> _PROBLEM TO SOLVE_
Copy each line below that has "addNews".

> _DATA RECORDS_
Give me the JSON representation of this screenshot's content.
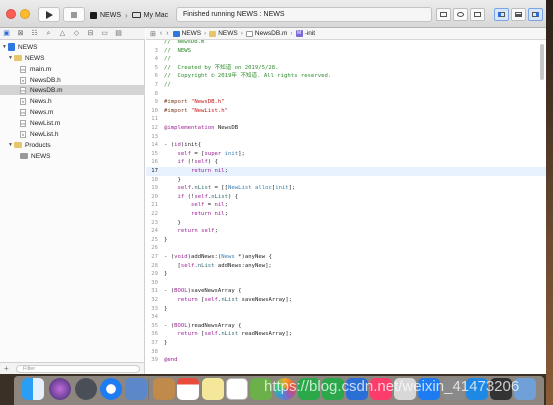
{
  "toolbar": {
    "scheme_target": "NEWS",
    "scheme_device": "My Mac",
    "status_text": "Finished running NEWS : NEWS"
  },
  "navigator": {
    "items": [
      {
        "label": "NEWS"
      },
      {
        "label": "NEWS"
      },
      {
        "label": "main.m"
      },
      {
        "label": "NewsDB.h"
      },
      {
        "label": "NewsDB.m"
      },
      {
        "label": "News.h"
      },
      {
        "label": "News.m"
      },
      {
        "label": "NewList.m"
      },
      {
        "label": "NewList.h"
      },
      {
        "label": "Products"
      },
      {
        "label": "NEWS"
      }
    ],
    "filter_placeholder": "Filter"
  },
  "jumpbar": {
    "crumbs": [
      "NEWS",
      "NEWS",
      "NewsDB.m",
      "-init"
    ]
  },
  "editor": {
    "current_line": 17,
    "lines": [
      {
        "n": "",
        "t": "//  NewsDB.m"
      },
      {
        "n": "3",
        "t": "//  NEWS"
      },
      {
        "n": "4",
        "t": "//"
      },
      {
        "n": "5",
        "t": "//  Created by 不知道 on 2019/5/28."
      },
      {
        "n": "6",
        "t": "//  Copyright © 2019年 不知道. All rights reserved."
      },
      {
        "n": "7",
        "t": "//"
      },
      {
        "n": "8",
        "t": ""
      },
      {
        "n": "9",
        "t": "#import \"NewsDB.h\""
      },
      {
        "n": "10",
        "t": "#import \"NewList.h\""
      },
      {
        "n": "11",
        "t": ""
      },
      {
        "n": "12",
        "t": "@implementation NewsDB"
      },
      {
        "n": "13",
        "t": ""
      },
      {
        "n": "14",
        "t": "- (id)init{"
      },
      {
        "n": "15",
        "t": "    self = [super init];"
      },
      {
        "n": "16",
        "t": "    if (!self) {"
      },
      {
        "n": "17",
        "t": "        return nil;"
      },
      {
        "n": "18",
        "t": "    }"
      },
      {
        "n": "19",
        "t": "    self.nList = [[NewList alloc]init];"
      },
      {
        "n": "20",
        "t": "    if (!self.nList) {"
      },
      {
        "n": "21",
        "t": "        self = nil;"
      },
      {
        "n": "22",
        "t": "        return nil;"
      },
      {
        "n": "23",
        "t": "    }"
      },
      {
        "n": "24",
        "t": "    return self;"
      },
      {
        "n": "25",
        "t": "}"
      },
      {
        "n": "26",
        "t": ""
      },
      {
        "n": "27",
        "t": "- (void)addNews:(News *)anyNew {"
      },
      {
        "n": "28",
        "t": "    [self.nList addNews:anyNew];"
      },
      {
        "n": "29",
        "t": "}"
      },
      {
        "n": "30",
        "t": ""
      },
      {
        "n": "31",
        "t": "- (BOOL)saveNewsArray {"
      },
      {
        "n": "32",
        "t": "    return [self.nList saveNewsArray];"
      },
      {
        "n": "33",
        "t": "}"
      },
      {
        "n": "34",
        "t": ""
      },
      {
        "n": "35",
        "t": "- (BOOL)readNewsArray {"
      },
      {
        "n": "36",
        "t": "    return [self.nList readNewsArray];"
      },
      {
        "n": "37",
        "t": "}"
      },
      {
        "n": "38",
        "t": ""
      },
      {
        "n": "39",
        "t": "@end"
      }
    ]
  },
  "watermark": "https://blog.csdn.net/weixin_41473206"
}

> _PROBLEM SOLUTION_
        "t": "- (void)addNews:(News *)anyNew {"
        "t": "    [self.nList addNews:anyNew];"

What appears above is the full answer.